Debating Annan’s Legacy

Andrew Sullivan —  Nov 20 2012 @ 10:04am


Reviewing Kofi Annan's memoir, Interventions: A Life in War and Peace, Rory Stewart is skeptical about the accomplishments of the former UN Secretary General:

The idea of Annan as a heroic world-changer continues to be very useful to many institutions…. But in fact, Annan and the other "global leaders" at his level are unlikely to deliver the kinds of change our institutions require.

Truly transformational change relies on exactly the reverse of Annan's worldview. It requires optimism about local capacity, and scepticism about the role of the international community. It is more likely to emerge from immersion in the history, the desires, the strengths, and the imagination of a particular culture. In short, change, like politics, is local. Gandhi or Mandela did not forge their reputation and legacy by moving between four continents, a dozen conflicts and fifty conferences, but by staying home.

As Michael Ignatieff sees it:

The essential paradox of Annan’s career is that through a period in which the UN’s prestige declined in the 1990s, crippled by moral promises it failed to keep, his prestige emerged unscathed.

However, Ignatieff sees judgment of Annan's record as more complicated than Stewart's view:

Annan’s story is a cautionary tale about the fragility of moral prestige in a world still stubbornly ruled by state interest. He can be seen as an entrepreneur of moral standards, promoting new ideas of collective behavior, sovereign responsibility, and international criminal accountability for a world that briefly believed that globalization might bring us together. He put his own prestige on the line to bring peace to war zones from Bosnia to East Timor. He will talk to tyrants if there is a chance for peace.

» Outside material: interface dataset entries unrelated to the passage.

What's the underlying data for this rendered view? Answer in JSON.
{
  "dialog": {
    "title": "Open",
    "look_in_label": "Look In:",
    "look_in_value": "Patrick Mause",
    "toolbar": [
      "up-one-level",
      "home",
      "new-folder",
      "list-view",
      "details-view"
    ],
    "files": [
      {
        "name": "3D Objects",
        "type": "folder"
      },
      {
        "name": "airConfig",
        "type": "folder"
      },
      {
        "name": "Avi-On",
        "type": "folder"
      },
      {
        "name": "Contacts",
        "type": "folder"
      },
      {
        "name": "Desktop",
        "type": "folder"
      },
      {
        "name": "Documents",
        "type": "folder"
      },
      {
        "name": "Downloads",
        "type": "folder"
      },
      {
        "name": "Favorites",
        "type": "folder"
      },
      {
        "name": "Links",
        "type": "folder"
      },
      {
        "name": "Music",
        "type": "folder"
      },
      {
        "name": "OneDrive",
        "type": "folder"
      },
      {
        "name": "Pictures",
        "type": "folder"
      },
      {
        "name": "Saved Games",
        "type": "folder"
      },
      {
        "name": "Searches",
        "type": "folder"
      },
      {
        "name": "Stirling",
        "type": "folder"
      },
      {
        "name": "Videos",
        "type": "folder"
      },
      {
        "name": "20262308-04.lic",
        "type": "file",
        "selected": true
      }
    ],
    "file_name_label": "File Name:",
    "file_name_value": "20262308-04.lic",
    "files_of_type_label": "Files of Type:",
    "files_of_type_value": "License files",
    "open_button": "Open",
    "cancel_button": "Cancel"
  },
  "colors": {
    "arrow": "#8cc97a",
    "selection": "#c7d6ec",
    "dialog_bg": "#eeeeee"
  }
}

To achieve these goals, he was prepared—this was the essence of his job—to live with the narrow nationalism of the state interests he served and the cowardice of the UN bureaucracy that made him who he was. No one ever came closer to being the voice of "we the peoples" and no one paid a higher price for it. The world still needs such a voice, but the next person who tries to fill that role will want to reflect long and hard on the lessons of this candid, courageous, and unsparing memoir. 

(Photo: UN-Arab League envoy Kofi Annan looks on before a meeting at his office at the United Nations Offices in Geneva on July 20, 2012. Annan is 'disappointed' at the UN Security Council's failure to press for an end of the Syria conflict, his spokesman said after Russia and China vetoed a resolution proposing sanctions against the government. By Fabrice Coffrini/AFP/Getty Images)